» **What is required**
Give back the data below exactly as it was given.

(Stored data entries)

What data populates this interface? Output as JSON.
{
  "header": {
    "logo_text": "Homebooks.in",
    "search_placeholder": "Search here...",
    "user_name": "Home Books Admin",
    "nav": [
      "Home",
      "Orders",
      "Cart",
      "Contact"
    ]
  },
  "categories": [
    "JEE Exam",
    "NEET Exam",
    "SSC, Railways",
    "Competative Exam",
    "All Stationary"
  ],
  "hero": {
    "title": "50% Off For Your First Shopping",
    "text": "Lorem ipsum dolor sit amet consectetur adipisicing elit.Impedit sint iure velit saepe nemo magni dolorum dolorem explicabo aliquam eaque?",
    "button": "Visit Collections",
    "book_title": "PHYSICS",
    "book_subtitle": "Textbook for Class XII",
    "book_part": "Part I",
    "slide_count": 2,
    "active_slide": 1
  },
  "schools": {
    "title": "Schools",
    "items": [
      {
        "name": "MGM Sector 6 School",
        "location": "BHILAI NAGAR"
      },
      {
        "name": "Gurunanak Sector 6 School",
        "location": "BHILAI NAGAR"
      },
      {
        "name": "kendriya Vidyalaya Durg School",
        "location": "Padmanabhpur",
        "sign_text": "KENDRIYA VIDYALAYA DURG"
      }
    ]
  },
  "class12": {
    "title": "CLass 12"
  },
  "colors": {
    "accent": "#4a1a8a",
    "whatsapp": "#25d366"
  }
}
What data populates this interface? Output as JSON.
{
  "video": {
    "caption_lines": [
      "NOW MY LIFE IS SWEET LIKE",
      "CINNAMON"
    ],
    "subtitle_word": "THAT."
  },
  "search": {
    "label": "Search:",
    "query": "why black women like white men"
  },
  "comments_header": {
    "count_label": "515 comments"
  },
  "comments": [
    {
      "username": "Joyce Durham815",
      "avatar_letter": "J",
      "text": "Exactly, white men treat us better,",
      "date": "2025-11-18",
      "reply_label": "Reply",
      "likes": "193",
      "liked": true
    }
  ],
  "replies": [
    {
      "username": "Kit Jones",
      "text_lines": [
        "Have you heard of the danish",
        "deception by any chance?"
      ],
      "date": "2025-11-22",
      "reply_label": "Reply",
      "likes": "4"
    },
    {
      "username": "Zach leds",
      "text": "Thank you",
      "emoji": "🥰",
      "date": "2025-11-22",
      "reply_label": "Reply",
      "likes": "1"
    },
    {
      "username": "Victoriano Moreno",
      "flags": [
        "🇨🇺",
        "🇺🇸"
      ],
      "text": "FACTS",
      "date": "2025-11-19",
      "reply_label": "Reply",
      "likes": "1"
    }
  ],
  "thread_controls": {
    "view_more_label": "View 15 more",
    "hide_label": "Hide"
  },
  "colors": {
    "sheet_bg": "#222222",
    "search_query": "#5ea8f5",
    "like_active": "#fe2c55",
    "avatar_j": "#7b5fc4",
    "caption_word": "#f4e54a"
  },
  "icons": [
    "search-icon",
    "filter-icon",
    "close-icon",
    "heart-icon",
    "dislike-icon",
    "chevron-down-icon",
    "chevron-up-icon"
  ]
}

» **Completed task**
What data populates this interface? Output as JSON.
{
  "header": {
    "logo_text": "Homebooks.in",
    "search_placeholder": "Search here...",
    "user_name": "Home Books Admin",
    "nav": [
      "Home",
      "Orders",
      "Cart",
      "Contact"
    ]
  },
  "categories": [
    "JEE Exam",
    "NEET Exam",
    "SSC, Railways",
    "Competative Exam",
    "All Stationary"
  ],
  "hero": {
    "title": "50% Off For Your First Shopping",
    "text": "Lorem ipsum dolor sit amet consectetur adipisicing elit.Impedit sint iure velit saepe nemo magni dolorum dolorem explicabo aliquam eaque?",
    "button": "Visit Collections",
    "book_title": "PHYSICS",
    "book_subtitle": "Textbook for Class XII",
    "book_part": "Part I",
    "slide_count": 2,
    "active_slide": 1
  },
  "schools": {
    "title": "Schools",
    "items": [
      {
        "name": "MGM Sector 6 School",
        "location": "BHILAI NAGAR"
      },
      {
        "name": "Gurunanak Sector 6 School",
        "location": "BHILAI NAGAR"
      },
      {
        "name": "kendriya Vidyalaya Durg School",
        "location": "Padmanabhpur",
        "sign_text": "KENDRIYA VIDYALAYA DURG"
      }
    ]
  },
  "class12": {
    "title": "CLass 12"
  },
  "colors": {
    "accent": "#4a1a8a",
    "whatsapp": "#25d366"
  }
}
What data populates this interface? Output as JSON.
{
  "video": {
    "caption_lines": [
      "NOW MY LIFE IS SWEET LIKE",
      "CINNAMON"
    ],
    "subtitle_word": "THAT."
  },
  "search": {
    "label": "Search:",
    "query": "why black women like white men"
  },
  "comments_header": {
    "count_label": "515 comments"
  },
  "comments": [
    {
      "username": "Joyce Durham815",
      "avatar_letter": "J",
      "text": "Exactly, white men treat us better,",
      "date": "2025-11-18",
      "reply_label": "Reply",
      "likes": "193",
      "liked": true
    }
  ],
  "replies": [
    {
      "username": "Kit Jones",
      "text_lines": [
        "Have you heard of the danish",
        "deception by any chance?"
      ],
      "date": "2025-11-22",
      "reply_label": "Reply",
      "likes": "4"
    },
    {
      "username": "Zach leds",
      "text": "Thank you",
      "emoji": "🥰",
      "date": "2025-11-22",
      "reply_label": "Reply",
      "likes": "1"
    },
    {
      "username": "Victoriano Moreno",
      "flags": [
        "🇨🇺",
        "🇺🇸"
      ],
      "text": "FACTS",
      "date": "2025-11-19",
      "reply_label": "Reply",
      "likes": "1"
    }
  ],
  "thread_controls": {
    "view_more_label": "View 15 more",
    "hide_label": "Hide"
  },
  "colors": {
    "sheet_bg": "#222222",
    "search_query": "#5ea8f5",
    "like_active": "#fe2c55",
    "avatar_j": "#7b5fc4",
    "caption_word": "#f4e54a"
  },
  "icons": [
    "search-icon",
    "filter-icon",
    "close-icon",
    "heart-icon",
    "dislike-icon",
    "chevron-down-icon",
    "chevron-up-icon"
  ]
}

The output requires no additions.